** Opening PROVIDED ENTRIES block **

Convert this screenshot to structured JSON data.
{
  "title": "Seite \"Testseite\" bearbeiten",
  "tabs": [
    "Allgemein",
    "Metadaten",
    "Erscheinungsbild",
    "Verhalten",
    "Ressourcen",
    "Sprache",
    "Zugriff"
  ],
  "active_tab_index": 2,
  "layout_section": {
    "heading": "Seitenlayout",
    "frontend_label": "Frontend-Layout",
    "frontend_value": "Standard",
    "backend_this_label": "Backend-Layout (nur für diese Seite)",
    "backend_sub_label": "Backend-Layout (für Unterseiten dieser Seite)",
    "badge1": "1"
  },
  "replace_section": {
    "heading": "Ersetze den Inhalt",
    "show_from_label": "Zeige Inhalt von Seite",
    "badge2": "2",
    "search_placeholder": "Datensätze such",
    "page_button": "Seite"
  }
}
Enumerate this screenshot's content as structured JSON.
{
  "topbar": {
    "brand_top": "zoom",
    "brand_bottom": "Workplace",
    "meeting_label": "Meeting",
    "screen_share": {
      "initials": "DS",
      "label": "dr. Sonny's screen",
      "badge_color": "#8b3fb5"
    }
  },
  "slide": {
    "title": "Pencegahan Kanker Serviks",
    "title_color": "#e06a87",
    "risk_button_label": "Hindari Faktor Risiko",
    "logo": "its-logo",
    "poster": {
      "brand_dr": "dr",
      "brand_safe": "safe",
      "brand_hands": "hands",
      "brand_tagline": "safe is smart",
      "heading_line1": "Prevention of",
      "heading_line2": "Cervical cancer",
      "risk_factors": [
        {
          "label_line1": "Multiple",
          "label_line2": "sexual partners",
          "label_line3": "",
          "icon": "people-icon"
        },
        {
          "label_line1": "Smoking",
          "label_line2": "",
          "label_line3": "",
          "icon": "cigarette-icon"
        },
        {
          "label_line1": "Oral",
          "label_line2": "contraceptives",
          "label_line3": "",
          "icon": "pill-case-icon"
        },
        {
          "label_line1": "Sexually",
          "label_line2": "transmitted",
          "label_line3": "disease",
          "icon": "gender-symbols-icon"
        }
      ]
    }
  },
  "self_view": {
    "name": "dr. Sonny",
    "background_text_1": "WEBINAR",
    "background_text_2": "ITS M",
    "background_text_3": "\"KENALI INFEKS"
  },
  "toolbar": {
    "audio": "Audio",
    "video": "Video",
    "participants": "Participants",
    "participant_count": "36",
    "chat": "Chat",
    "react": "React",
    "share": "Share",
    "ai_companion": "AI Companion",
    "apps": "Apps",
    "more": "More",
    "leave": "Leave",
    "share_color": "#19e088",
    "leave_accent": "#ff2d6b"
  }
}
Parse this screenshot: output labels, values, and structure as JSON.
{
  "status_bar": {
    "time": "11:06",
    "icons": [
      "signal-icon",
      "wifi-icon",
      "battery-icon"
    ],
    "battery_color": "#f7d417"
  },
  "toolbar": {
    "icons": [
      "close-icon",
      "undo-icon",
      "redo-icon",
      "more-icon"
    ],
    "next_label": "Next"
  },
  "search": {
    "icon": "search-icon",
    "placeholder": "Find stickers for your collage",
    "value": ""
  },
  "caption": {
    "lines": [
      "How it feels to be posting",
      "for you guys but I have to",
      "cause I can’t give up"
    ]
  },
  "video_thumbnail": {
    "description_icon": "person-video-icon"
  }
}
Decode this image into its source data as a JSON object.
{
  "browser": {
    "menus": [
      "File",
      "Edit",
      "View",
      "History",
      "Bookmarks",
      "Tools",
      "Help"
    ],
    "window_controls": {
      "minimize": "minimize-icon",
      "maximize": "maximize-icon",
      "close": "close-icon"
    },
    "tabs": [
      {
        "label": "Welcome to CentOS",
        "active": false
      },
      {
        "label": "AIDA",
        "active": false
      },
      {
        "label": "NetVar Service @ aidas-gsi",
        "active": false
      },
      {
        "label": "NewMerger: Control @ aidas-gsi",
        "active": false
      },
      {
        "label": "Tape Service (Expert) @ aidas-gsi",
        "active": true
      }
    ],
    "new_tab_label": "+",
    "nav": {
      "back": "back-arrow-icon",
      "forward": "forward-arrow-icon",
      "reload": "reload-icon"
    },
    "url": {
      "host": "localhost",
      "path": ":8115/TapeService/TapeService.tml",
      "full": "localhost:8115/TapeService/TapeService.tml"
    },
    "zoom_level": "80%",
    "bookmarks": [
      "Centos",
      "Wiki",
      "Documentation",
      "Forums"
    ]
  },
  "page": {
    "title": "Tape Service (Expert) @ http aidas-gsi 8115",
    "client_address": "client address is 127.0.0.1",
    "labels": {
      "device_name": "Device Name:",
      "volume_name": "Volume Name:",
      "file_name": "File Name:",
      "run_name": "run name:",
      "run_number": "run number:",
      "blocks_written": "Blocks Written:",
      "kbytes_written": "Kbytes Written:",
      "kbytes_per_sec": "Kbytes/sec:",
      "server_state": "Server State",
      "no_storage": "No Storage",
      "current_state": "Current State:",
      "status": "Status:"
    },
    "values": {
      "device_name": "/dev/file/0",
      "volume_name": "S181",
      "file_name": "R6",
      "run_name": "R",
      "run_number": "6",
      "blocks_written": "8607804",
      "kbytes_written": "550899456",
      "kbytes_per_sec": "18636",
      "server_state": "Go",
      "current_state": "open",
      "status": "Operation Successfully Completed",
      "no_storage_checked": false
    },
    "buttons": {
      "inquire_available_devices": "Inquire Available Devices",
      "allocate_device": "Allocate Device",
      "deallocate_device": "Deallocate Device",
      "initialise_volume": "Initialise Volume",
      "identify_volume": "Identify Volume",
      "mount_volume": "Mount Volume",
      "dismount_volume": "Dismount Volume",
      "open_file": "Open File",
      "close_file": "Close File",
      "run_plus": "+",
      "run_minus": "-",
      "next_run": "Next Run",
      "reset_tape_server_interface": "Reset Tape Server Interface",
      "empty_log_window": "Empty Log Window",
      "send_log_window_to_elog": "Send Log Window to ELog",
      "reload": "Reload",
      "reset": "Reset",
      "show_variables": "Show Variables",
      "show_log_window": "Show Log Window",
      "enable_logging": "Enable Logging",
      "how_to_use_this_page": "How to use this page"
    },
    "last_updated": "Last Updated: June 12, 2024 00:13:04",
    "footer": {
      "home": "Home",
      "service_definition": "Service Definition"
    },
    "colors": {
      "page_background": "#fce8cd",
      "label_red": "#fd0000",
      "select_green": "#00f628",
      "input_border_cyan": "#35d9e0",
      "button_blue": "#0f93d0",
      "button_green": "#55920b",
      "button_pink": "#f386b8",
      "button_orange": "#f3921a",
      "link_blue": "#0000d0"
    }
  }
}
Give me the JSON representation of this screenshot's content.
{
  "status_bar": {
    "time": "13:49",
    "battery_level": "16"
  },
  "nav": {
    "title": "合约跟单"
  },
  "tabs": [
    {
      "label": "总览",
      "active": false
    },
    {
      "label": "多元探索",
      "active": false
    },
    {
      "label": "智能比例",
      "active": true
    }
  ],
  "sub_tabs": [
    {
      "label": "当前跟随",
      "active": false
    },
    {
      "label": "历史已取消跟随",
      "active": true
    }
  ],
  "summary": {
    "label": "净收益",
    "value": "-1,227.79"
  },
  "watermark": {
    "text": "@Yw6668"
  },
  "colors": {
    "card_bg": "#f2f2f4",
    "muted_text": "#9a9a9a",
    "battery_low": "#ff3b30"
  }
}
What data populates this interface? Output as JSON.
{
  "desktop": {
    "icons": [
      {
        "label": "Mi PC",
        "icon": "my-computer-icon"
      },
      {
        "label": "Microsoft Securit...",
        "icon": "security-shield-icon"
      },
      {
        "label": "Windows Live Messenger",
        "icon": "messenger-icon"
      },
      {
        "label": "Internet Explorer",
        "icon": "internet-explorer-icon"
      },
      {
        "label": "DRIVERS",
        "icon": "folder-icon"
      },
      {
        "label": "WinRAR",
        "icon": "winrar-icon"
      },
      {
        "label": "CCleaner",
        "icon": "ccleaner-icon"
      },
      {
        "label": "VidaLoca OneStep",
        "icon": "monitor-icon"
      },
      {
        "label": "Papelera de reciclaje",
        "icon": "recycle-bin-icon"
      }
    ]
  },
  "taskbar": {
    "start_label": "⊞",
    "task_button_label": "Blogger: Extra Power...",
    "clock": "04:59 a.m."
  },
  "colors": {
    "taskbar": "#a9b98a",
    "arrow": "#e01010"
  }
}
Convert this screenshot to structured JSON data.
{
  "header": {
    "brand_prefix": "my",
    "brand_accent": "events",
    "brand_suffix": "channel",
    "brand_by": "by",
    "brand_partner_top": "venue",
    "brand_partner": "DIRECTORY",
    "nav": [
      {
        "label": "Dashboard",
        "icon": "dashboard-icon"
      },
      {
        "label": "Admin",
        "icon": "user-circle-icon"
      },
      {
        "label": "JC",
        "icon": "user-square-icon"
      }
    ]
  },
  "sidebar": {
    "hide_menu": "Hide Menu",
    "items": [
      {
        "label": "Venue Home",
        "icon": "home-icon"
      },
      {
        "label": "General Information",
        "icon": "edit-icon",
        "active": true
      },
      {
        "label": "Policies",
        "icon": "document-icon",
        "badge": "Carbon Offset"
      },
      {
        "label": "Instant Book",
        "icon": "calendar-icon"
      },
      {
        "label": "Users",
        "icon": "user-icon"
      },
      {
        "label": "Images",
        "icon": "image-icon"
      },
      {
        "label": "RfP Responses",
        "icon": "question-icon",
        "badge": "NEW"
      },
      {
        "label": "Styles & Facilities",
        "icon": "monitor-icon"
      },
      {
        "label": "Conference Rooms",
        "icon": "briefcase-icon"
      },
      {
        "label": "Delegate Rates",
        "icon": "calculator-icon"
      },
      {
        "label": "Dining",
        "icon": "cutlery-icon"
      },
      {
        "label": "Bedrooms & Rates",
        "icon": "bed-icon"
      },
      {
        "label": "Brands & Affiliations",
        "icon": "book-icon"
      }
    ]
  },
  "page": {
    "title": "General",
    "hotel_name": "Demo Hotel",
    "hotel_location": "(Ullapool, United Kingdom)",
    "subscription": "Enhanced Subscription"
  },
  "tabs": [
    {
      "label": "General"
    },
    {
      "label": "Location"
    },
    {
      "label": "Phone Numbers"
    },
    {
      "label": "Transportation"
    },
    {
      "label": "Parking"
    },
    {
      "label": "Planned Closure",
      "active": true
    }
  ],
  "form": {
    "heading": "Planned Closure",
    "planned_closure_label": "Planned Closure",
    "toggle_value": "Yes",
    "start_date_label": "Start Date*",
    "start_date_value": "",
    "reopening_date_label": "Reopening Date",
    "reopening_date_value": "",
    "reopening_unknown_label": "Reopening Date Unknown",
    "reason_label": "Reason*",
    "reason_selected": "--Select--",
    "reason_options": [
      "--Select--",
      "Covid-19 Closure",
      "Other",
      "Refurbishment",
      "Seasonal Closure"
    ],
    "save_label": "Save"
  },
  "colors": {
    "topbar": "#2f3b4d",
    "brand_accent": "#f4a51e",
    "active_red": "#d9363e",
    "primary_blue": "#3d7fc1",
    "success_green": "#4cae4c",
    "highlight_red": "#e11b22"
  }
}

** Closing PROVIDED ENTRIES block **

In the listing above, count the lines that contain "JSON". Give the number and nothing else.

7